Dataset entries>

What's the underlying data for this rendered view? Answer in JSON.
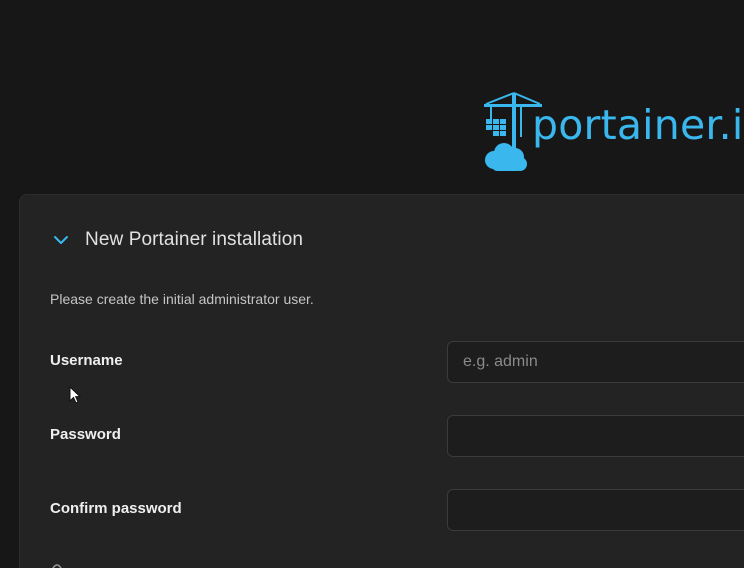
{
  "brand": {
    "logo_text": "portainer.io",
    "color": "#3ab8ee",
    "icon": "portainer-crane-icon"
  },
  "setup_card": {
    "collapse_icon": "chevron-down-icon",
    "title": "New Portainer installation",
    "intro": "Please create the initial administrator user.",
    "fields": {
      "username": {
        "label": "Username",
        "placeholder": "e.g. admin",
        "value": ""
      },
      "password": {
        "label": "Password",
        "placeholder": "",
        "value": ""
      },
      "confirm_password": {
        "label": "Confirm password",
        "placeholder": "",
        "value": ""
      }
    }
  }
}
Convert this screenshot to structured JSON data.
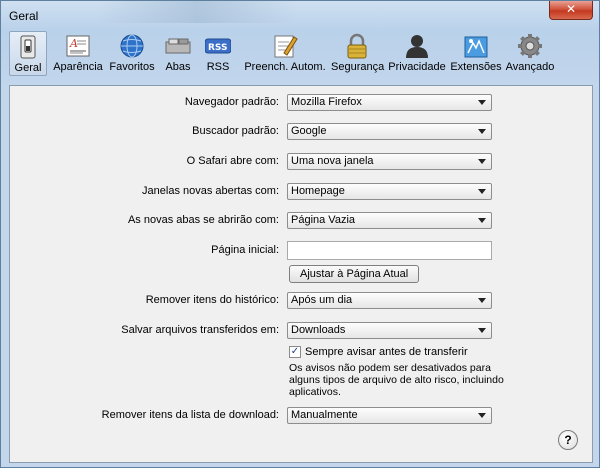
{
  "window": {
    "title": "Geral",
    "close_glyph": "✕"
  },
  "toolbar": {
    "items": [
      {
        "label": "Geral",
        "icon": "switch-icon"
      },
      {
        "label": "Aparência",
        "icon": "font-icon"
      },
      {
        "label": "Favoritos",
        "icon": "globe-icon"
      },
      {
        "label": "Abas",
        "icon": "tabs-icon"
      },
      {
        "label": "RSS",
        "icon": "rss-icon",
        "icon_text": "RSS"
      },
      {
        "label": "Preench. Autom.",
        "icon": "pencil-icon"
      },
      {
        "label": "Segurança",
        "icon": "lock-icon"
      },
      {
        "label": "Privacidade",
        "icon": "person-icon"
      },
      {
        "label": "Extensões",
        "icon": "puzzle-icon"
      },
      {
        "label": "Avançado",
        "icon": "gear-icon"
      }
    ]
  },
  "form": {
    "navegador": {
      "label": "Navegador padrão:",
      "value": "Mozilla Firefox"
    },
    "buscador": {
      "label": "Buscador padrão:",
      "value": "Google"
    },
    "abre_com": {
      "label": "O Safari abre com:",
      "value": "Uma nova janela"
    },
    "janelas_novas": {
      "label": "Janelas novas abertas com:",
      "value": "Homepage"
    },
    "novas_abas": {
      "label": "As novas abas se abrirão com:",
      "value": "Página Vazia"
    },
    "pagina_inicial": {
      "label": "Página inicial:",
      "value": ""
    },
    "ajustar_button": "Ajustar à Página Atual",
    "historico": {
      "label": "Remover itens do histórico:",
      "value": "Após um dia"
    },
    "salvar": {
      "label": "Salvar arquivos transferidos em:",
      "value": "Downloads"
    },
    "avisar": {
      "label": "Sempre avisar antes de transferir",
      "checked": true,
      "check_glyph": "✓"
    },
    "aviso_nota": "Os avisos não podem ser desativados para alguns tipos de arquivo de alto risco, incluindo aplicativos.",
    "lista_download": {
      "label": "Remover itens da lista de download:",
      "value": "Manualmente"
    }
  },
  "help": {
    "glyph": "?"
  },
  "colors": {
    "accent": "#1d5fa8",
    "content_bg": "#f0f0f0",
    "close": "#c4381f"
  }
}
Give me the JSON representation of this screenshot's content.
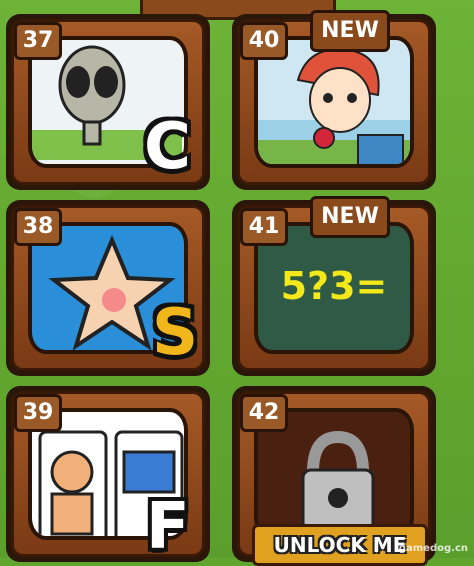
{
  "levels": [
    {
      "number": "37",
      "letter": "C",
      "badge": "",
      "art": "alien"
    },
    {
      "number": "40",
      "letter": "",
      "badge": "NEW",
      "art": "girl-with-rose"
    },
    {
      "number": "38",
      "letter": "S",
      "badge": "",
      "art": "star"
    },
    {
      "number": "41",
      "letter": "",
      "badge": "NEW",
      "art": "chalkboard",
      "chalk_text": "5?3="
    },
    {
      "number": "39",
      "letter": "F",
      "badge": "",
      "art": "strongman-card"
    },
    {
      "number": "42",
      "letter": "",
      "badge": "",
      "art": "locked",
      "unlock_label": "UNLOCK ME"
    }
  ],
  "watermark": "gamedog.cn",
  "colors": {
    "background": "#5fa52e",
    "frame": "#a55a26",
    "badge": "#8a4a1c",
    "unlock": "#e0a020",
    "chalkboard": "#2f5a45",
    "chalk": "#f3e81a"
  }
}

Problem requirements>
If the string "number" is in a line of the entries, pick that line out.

Answer section>
      "number": "37",
      "number": "40",
      "number": "38",
      "number": "41",
      "number": "39",
      "number": "42",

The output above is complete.